The City of Allentown and Cetronia Ambulance Corps will donate two retired ambulances to the City of Carrefour, Haiti, to help with emergency medical treatment in that area that was ravaged by a 2010 earthquake.

The announcement was made by Mayor Ed Pawlowski and Cetronia Chief Executive Officer Larry Wiersch during a Thursday morning news conference  at the city’s Mack South Fire Station.

Pawlowski and a team from Lifechurch in Allentown, led by Senior Pastor Randy Landis, traveled to Carrefour last year to help rebuild the city and assemble a donated playground. Lifechurch is working to facilitate the delivery of the equipment.

The ambulances will be transported to New York City for delivery. After they clear customs, they will be shipped to Haiti this spring. Lifechurch is paying the shipping costs.

The city donated vehicle is a 2002 Ford E-450. It is equipped with a hydraulic lift for the main oxygen cylinder and a power inverter. Lehigh Valley Health Network is donating a stretcher and Sacred Heart Hospital is contributing a stretcher and two oxygen tanks.

The city vehicle was taken out of service in October 2012 when it was replaced by a 2012 Chevrolet 4500 ambulance. It will be manned by the Hospital Batiste Convention d’Haiti serving Cap Haitien, the second largest city in Haiti. The hospital is supported locally by The Haiti Health Trust, a non-profit organization in Bethlehem, Pa.

Cetronia is donating a 1997 Ford E-450 ambulance to the City of Carrefour. It is equipped with a stretcher and spare first aid supplies. The vehicle was taken out of service in November 2012 and was part of Cetronia's ready reserve fleet. The Corps will be purchasing a new Ford E-450 in 2013 to replace this unit.

“Cetronia Ambulance Corps is proud to be able to support the medical relief work in Haiti and the efforts of the local churches and City of Allentown as part of our non-profit mission and commitment to community,” Wiersch said. “These are some of the neediest people in the world and if our donation saves one more life, it is worth every ounce of equipment we can send.”

Retired Allentown firefighter Jonathan Pratt, active Allentown firefighter James Alpha and Bethlehem firefighter David Flores, all members of Lifechurch, are heading to Haiti next month to train local personnel in the use of recently donated firefighting equipment. A donor from Lifechurch purchased a retired field fire truck with foam generating equipment from Emmaus and a second fire vehicle from the Midwest and donated it to Haiti.
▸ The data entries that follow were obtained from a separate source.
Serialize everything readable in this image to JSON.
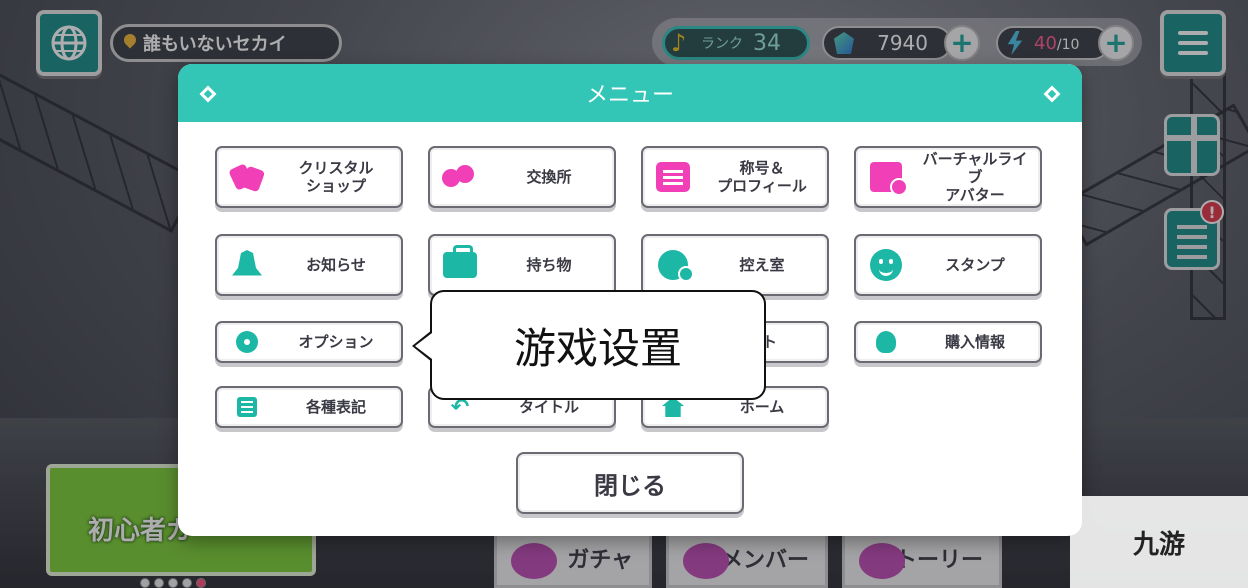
{
  "topbar": {
    "location": "誰もいないセカイ",
    "rank_label": "ランク",
    "rank_value": "34",
    "gems": "7940",
    "energy_current": "40",
    "energy_max": "/10"
  },
  "menu": {
    "title": "メニュー",
    "items": [
      {
        "label": "クリスタル\nショップ",
        "icon": "crystal-icon"
      },
      {
        "label": "交換所",
        "icon": "coins-icon"
      },
      {
        "label": "称号＆\nプロフィール",
        "icon": "profile-card-icon"
      },
      {
        "label": "バーチャルライブ\nアバター",
        "icon": "avatar-icon"
      },
      {
        "label": "お知らせ",
        "icon": "bell-icon"
      },
      {
        "label": "持ち物",
        "icon": "bag-icon"
      },
      {
        "label": "控え室",
        "icon": "waiting-room-icon"
      },
      {
        "label": "スタンプ",
        "icon": "smile-icon"
      },
      {
        "label": "オプション",
        "icon": "gear-icon"
      },
      {
        "label": "ート",
        "icon": ""
      },
      {
        "label": "購入情報",
        "icon": "bulb-icon"
      },
      {
        "label": "各種表記",
        "icon": "list-icon"
      },
      {
        "label": "タイトル",
        "icon": "back-arrow-icon"
      },
      {
        "label": "ホーム",
        "icon": "home-icon"
      }
    ],
    "close_label": "閉じる"
  },
  "tooltip": {
    "text": "游戏设置"
  },
  "background": {
    "beginner_banner": "初心者ガ",
    "nav": [
      "ガチャ",
      "メンバー",
      "ストーリー"
    ]
  },
  "watermark": "九游",
  "colors": {
    "accent": "#33c6b7",
    "icon_pink": "#f03fb7",
    "icon_teal": "#1db7a6",
    "energy": "#ff5d8f"
  }
}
The equipment was recently released from customs in Haiti.

The Lehigh-Northampton Airport Authority is donating reflective bunker pants and coats and boots. Earlier, the City of Allentown had donated bunker gear, gloves and water cans.

Last year, Pawlowski also helped arrange the donation of a garbage truck to the municipality of Carrefour from Waste Management, Inc. Waste Management paid to transport the vehicle to the Port of Miami for shipment to Haiti.

“We are fortunate to have great community partners like Cetronia, Lehigh Valley Health Network, Sacred Heart Hospital, the Airport Authority, G4S Integrated Fleet Services and Fast Signs that are willing to step-up to help some of the neediest people in the world,” said Pawlowski. “These donations will be greatly appreciated.”

“It is an excellent notion to donate equipment that we no longer have use for, but that others who are less fortunate than we are can benefit tremendously from and hopefully safe lives," said Allentown City Council President Julio Guridy. "In addition to the recent devastations by mother nature, for a long time Haiti has been the poorest country in the Western Hemisphere and it is the right thing to do for us as the most powerful country in the world to support them as much as we can. I am delighted to see this kind of collective humane effort.”

Lifechurch had an orphanage in Port-au-Prince, Haiti that was badly damaged in a devastating January 12, 2010 earthquake.

Carrefour is a commune in the metropolitan area of Port-au-Prince with a population of more than 400,000. According to Pastor Landis, he had built a relationship with a representative of the Feed the Hungry organization, who introduced him to Carrefour Mayor Yvon Jerome. “Mayor Jerome was ecstatic to learn that there were many people in our area who were willing to work together to come to their aid,” Pastor Landis said.